However, it is a matter of debate if the Achaemenid court had a full harem culture, as women do not appear to have been fully secluded in the harem. The fact that women lived in separate quarters at the Royal Palace does not necessarily mean that they were secluded from contact with men, and despite the (possibly biased) Greek reports, there is no archeological evidence supporting the existence of a harem, or the seclusion of women from contact with men, at the Achaemenid court.
Little is known about the alleged harems of the Parthians. Parthian royal men reportedly had several wives and kept them fairly secluded from all men but relatives and eunuchs. According to Roman sources, Parthian kings had harems full of female slaves and hetairas secluded from contact with men, and royal women were not allowed to participate in the royal banquets.
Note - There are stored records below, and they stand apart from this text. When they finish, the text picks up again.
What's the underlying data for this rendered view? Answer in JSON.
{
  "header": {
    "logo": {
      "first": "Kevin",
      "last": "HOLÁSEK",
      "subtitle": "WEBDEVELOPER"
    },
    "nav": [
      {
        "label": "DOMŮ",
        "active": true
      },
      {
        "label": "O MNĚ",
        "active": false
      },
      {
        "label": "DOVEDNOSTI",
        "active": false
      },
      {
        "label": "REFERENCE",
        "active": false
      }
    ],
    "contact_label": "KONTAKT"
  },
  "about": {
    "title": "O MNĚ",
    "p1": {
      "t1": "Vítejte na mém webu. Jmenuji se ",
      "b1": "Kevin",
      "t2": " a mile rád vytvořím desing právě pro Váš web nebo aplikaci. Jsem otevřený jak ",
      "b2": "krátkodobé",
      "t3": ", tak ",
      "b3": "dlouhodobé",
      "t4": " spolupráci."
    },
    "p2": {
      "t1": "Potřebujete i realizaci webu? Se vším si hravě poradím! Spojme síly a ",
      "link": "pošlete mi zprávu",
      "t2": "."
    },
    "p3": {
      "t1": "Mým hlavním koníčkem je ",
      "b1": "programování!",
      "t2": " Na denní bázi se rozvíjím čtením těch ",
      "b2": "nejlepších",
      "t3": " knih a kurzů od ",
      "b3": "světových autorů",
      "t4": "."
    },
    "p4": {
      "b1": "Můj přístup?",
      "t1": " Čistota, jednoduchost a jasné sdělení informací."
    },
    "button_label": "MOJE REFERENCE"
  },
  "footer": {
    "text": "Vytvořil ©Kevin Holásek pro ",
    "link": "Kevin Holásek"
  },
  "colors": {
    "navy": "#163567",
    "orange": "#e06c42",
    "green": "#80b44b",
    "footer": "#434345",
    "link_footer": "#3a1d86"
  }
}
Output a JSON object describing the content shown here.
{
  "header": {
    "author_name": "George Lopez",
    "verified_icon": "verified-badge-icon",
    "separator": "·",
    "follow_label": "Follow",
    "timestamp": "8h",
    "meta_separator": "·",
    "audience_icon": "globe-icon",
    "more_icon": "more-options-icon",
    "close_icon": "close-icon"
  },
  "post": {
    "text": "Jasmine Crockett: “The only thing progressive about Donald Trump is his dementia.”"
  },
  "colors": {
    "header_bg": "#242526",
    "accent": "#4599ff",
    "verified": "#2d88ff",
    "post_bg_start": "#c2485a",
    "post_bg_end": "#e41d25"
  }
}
Also aristocratic Parthian men appear to have had harems, as Roman sources report of rich men travelling with hundreds of guarded concubines. However, the Roman reports about Parthian harems seem to mirror the traditional Greek reports about the Achaemenid harems, and they similarly are biased, and cannot be verified by archeological evidence.
However, while the Sasanian kings had harems, women in the Sassanid Empire in general did not live in seclusion and elaborate harems were detested and appear to have been exceptions to the rule, which is illustrated by the fact that big harems when they occurred, were abhorred by the public.
According to Sasanian legend, of all the Persian kings, Khosrow II was the most extravagant in his hedonism. He searched his realm to find the most beautiful girls, and it was rumored that about 3,000 of them were kept in his harem. This practice was widely condemned by the public, who abhorred of him keeping those girls in seclusion and denying them the benefit of marriage and progeny, and it was counted as the fourth of the eight crimes for which he was later tried and executed. Khosrow himself claimed that he sent his favorite wife Shirin every year to offer them a possibility of leaving his harem with a dowry for marriage, but that their luxurious lifestyle always prompted them to refuse his offer. 041b061a72